Which checker or checkers should a player use to complete his 5-3 move? That decision is typically based upon the shooter’s relative checker position in that specific game, the future well-being for his pieces, which points (if any) contain an opponent’s blot (a piece resting alone on a point, thus vulnerable to be hit), and which points cannot be landed upon due to an opponent having more than one piece on those points.
I mentioned hitting a blot, but didn’t elaborate. What happens in that case? The lone piece (the blot) is picked up and removed from the board. The checker is placed on the middle ridge that separates the two sides of the playing board. This ridge is known as the bar, and is a holding area. A player whose blot is hit must reenter from the bar onto an available space (a point containing no more than one opponent piece) within his opponent’s home board.
Upon being hit, the player must reenter prior to making any other move. For example, if my opponent has made the 6-point, the 3-point, and the 1-point in his home board, I can enter with a roll of 2, 4, or 5 on either of my dice. I use the other number on the dice to complete my move with the same checker or a different one. If a player cannot make a legal move with one or both of his dice (all points to which he might otherwise move are occupied by two or more opponent checkers), he forfeits that portion of his turn. For example, let’s say I have borne off 13 men, and I now occupy my opponent’s 5-point with both remaining checkers. If I roll 6-4, I can bear off only one man (using the 6 on one die), assuming my opponent has two or more pieces on his 1-point. My 4 on the second die is blocked; thus, I forfeit that part of the move.
Scoring a Game
The winner of a game gets one point if the cube was never turned, or the cube was offered and declined. Otherwise, the winner gets the value of the cube. However, there are two circumstances in which the value of the game is doubled or tripled. They are when one player gammons another, and when one player backgammons another:
Gammon occurs when one player bears off all his pieces before the opponent bears off any. This is scored as a double game (the winner gets twice the value of the doubling cube).

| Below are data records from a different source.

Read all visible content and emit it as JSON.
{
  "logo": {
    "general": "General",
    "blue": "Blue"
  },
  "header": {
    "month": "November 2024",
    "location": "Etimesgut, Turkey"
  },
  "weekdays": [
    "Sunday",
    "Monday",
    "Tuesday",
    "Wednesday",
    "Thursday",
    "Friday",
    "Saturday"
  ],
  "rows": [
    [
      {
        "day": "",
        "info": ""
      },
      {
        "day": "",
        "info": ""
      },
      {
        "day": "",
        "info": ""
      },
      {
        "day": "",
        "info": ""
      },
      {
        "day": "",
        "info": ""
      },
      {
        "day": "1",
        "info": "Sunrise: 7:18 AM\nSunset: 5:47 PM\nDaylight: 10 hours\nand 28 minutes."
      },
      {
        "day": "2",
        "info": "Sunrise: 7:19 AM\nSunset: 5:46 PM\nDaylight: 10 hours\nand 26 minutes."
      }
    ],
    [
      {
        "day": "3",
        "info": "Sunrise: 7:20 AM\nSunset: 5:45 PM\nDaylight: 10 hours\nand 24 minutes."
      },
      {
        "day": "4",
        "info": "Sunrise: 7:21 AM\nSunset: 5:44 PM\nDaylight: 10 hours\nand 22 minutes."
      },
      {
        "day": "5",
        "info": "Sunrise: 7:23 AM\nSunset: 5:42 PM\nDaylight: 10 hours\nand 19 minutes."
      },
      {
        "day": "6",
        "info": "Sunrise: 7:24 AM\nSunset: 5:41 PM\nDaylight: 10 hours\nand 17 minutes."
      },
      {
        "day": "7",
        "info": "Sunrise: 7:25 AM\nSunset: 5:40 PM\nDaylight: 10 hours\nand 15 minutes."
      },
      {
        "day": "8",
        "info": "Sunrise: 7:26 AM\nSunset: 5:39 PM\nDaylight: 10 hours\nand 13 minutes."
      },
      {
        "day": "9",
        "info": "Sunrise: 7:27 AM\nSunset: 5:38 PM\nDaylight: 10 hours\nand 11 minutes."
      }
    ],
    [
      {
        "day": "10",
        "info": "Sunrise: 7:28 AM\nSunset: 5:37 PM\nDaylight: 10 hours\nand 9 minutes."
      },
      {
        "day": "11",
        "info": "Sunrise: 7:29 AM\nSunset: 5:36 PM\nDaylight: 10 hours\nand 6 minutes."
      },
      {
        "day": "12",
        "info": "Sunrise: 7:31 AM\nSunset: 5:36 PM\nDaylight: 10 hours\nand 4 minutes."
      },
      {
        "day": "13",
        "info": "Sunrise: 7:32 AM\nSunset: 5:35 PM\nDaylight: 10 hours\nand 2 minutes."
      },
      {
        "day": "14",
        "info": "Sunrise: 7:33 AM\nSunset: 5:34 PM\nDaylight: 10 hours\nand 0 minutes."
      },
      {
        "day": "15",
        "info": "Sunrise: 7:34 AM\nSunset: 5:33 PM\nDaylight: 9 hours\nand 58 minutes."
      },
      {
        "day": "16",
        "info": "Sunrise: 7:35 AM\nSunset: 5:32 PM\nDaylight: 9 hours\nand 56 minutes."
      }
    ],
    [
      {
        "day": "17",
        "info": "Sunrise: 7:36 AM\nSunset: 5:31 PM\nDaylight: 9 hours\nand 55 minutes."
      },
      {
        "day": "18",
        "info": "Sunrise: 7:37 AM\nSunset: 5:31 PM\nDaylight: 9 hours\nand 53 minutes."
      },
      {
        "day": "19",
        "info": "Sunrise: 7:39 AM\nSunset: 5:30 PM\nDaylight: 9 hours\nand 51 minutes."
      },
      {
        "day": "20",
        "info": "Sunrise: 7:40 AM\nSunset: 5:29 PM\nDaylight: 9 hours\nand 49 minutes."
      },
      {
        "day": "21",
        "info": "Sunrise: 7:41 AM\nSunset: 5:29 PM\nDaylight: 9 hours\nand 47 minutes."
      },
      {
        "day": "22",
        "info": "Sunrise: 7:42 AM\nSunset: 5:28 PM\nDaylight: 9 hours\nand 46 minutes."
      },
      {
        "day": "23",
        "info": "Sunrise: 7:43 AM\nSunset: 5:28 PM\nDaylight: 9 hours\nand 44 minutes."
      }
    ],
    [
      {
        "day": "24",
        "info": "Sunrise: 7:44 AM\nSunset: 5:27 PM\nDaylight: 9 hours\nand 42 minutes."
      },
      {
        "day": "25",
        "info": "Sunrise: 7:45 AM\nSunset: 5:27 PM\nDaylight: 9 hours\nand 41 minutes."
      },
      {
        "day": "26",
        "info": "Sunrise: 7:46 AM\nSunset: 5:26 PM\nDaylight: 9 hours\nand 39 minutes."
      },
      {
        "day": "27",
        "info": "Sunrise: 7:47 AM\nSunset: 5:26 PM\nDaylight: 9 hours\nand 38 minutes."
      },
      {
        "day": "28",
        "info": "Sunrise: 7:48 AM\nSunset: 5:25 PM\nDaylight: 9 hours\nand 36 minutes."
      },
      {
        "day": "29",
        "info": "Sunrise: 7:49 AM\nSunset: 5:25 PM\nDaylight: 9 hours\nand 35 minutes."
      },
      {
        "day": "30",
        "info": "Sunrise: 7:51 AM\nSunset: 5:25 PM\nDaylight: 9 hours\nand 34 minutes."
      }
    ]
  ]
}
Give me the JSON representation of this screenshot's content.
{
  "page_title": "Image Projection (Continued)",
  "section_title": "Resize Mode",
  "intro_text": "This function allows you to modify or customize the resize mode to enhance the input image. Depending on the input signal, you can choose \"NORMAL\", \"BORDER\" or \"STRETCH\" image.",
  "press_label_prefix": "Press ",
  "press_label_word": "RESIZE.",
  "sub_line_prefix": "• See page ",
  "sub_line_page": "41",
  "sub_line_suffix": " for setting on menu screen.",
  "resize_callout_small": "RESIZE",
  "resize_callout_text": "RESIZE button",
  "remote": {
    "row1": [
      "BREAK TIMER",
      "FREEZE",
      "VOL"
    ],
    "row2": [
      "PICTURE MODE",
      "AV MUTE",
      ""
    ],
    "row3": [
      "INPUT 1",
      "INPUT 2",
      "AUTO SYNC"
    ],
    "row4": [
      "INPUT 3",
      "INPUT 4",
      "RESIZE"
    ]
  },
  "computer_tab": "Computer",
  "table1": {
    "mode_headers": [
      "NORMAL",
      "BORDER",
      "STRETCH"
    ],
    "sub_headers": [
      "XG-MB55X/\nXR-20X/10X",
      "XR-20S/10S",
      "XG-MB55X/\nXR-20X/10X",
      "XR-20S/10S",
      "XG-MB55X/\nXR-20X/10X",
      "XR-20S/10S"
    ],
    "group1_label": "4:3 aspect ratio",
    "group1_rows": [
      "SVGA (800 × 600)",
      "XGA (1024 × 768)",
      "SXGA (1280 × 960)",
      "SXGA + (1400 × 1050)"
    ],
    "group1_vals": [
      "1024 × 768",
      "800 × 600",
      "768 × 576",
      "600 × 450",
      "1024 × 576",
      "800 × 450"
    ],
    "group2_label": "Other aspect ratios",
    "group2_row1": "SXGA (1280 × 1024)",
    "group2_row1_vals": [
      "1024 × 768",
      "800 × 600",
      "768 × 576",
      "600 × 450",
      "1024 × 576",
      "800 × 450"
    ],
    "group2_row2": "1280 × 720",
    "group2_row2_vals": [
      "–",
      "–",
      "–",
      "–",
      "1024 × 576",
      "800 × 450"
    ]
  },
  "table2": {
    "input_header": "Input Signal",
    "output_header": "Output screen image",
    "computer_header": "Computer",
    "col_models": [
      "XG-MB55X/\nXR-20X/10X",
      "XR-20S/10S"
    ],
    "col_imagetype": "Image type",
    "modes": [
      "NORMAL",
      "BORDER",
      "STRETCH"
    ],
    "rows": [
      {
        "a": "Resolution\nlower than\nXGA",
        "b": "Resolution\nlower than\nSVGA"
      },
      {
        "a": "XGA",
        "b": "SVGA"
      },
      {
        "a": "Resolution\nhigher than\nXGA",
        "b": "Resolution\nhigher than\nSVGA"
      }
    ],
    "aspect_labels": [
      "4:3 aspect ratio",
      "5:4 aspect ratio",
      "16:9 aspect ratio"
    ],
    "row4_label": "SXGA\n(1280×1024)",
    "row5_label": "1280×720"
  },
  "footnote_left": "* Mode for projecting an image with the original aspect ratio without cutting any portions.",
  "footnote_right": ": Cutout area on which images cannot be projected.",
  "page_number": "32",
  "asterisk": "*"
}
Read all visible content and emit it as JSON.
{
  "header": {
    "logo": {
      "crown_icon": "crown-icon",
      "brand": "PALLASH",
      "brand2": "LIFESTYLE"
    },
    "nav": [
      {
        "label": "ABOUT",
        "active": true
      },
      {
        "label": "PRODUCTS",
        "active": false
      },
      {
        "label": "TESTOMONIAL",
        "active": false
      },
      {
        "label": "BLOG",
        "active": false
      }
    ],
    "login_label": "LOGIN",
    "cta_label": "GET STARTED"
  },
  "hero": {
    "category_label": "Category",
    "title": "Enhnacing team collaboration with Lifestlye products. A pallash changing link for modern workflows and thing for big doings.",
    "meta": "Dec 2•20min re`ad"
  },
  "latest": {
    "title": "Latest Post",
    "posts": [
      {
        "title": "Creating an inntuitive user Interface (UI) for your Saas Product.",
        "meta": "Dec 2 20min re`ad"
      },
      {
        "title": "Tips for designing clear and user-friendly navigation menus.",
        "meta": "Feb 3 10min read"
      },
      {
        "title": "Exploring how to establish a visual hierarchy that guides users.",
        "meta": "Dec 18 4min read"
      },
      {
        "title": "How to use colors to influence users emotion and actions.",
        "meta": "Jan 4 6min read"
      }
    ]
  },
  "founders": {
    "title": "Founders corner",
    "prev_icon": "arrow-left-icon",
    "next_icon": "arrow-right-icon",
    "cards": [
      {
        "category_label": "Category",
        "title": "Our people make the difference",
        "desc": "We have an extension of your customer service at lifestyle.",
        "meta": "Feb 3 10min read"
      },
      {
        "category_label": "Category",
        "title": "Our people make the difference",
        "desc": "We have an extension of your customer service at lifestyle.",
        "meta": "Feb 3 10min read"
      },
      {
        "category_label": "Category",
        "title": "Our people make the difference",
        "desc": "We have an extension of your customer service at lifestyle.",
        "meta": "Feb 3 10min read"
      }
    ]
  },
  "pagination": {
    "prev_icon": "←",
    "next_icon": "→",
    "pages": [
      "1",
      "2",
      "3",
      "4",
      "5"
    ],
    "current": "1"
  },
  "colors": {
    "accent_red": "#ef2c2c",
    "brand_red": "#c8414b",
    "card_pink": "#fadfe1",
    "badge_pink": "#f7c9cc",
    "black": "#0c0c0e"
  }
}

Backgammon occurs when one player bears off all his pieces before the opponent bears off any and the opponent still has at least one piece in the winner’s inner (or home) board. In the United States, we value this occurrence as a triple game (the winner gets three times the value of the doubling cube). Some areas of the world do not recognize triple games.